*WHAT TO PRODUCE*
Show all lines from the records below in which the string "connections" is present.

Items from a data source:
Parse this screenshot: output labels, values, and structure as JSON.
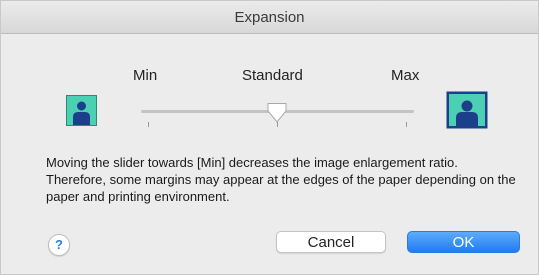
{
  "window": {
    "title": "Expansion"
  },
  "slider": {
    "min_label": "Min",
    "standard_label": "Standard",
    "max_label": "Max",
    "value": 0.5
  },
  "description": "Moving the slider towards [Min] decreases the image enlargement ratio. Therefore, some margins may appear at the edges of the paper depending on the paper and printing environment.",
  "buttons": {
    "help_label": "?",
    "cancel_label": "Cancel",
    "ok_label": "OK"
  },
  "colors": {
    "accent": "#1f7cf3",
    "icon_background": "#4bd0b4",
    "icon_figure": "#1b3f8a"
  }
}
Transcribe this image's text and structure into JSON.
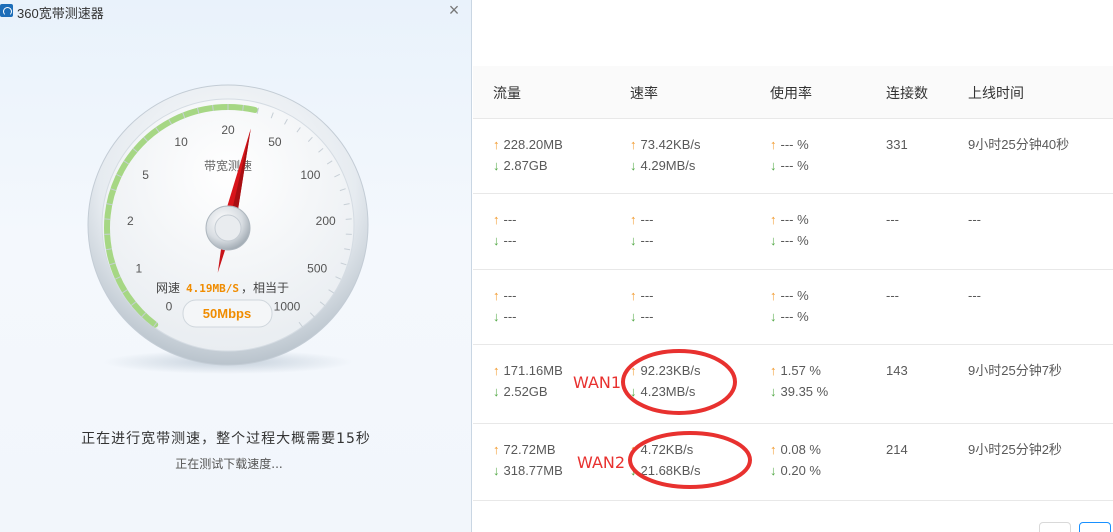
{
  "window": {
    "title": "360宽带测速器",
    "close_glyph": "×"
  },
  "gauge": {
    "label": "带宽测速",
    "ticks": [
      "0",
      "1",
      "2",
      "5",
      "10",
      "20",
      "50",
      "100",
      "200",
      "500",
      "1000"
    ],
    "speed_prefix": "网速",
    "speed_value": "4.19MB/S",
    "speed_suffix": "，相当于",
    "mbps": "50Mbps",
    "needle_value": 33.5
  },
  "status": {
    "main": "正在进行宽带测速，整个过程大概需要15秒",
    "sub": "正在测试下载速度..."
  },
  "table": {
    "headers": [
      "流量",
      "速率",
      "使用率",
      "连接数",
      "上线时间"
    ],
    "arrow_up": "↑",
    "arrow_down": "↓",
    "rows": [
      {
        "traffic_up": "228.20MB",
        "traffic_down": "2.87GB",
        "rate_up": "73.42KB/s",
        "rate_down": "4.29MB/s",
        "usage_up": "--- %",
        "usage_down": "--- %",
        "connections": "331",
        "uptime": "9小时25分钟40秒"
      },
      {
        "traffic_up": "---",
        "traffic_down": "---",
        "rate_up": "---",
        "rate_down": "---",
        "usage_up": "--- %",
        "usage_down": "--- %",
        "connections": "---",
        "uptime": "---"
      },
      {
        "traffic_up": "---",
        "traffic_down": "---",
        "rate_up": "---",
        "rate_down": "---",
        "usage_up": "--- %",
        "usage_down": "--- %",
        "connections": "---",
        "uptime": "---"
      },
      {
        "traffic_up": "171.16MB",
        "traffic_down": "2.52GB",
        "rate_up": "92.23KB/s",
        "rate_down": "4.23MB/s",
        "usage_up": "1.57 %",
        "usage_down": "39.35 %",
        "connections": "143",
        "uptime": "9小时25分钟7秒"
      },
      {
        "traffic_up": "72.72MB",
        "traffic_down": "318.77MB",
        "rate_up": "4.72KB/s",
        "rate_down": "21.68KB/s",
        "usage_up": "0.08 %",
        "usage_down": "0.20 %",
        "connections": "214",
        "uptime": "9小时25分钟2秒"
      }
    ]
  },
  "annotations": {
    "wan1": "WAN1",
    "wan2": "WAN2",
    "color": "#e8312f"
  }
}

*WRITTEN RESPONSE*
        "connections": "331",
        "connections": "---",
        "connections": "---",
        "connections": "143",
        "connections": "214",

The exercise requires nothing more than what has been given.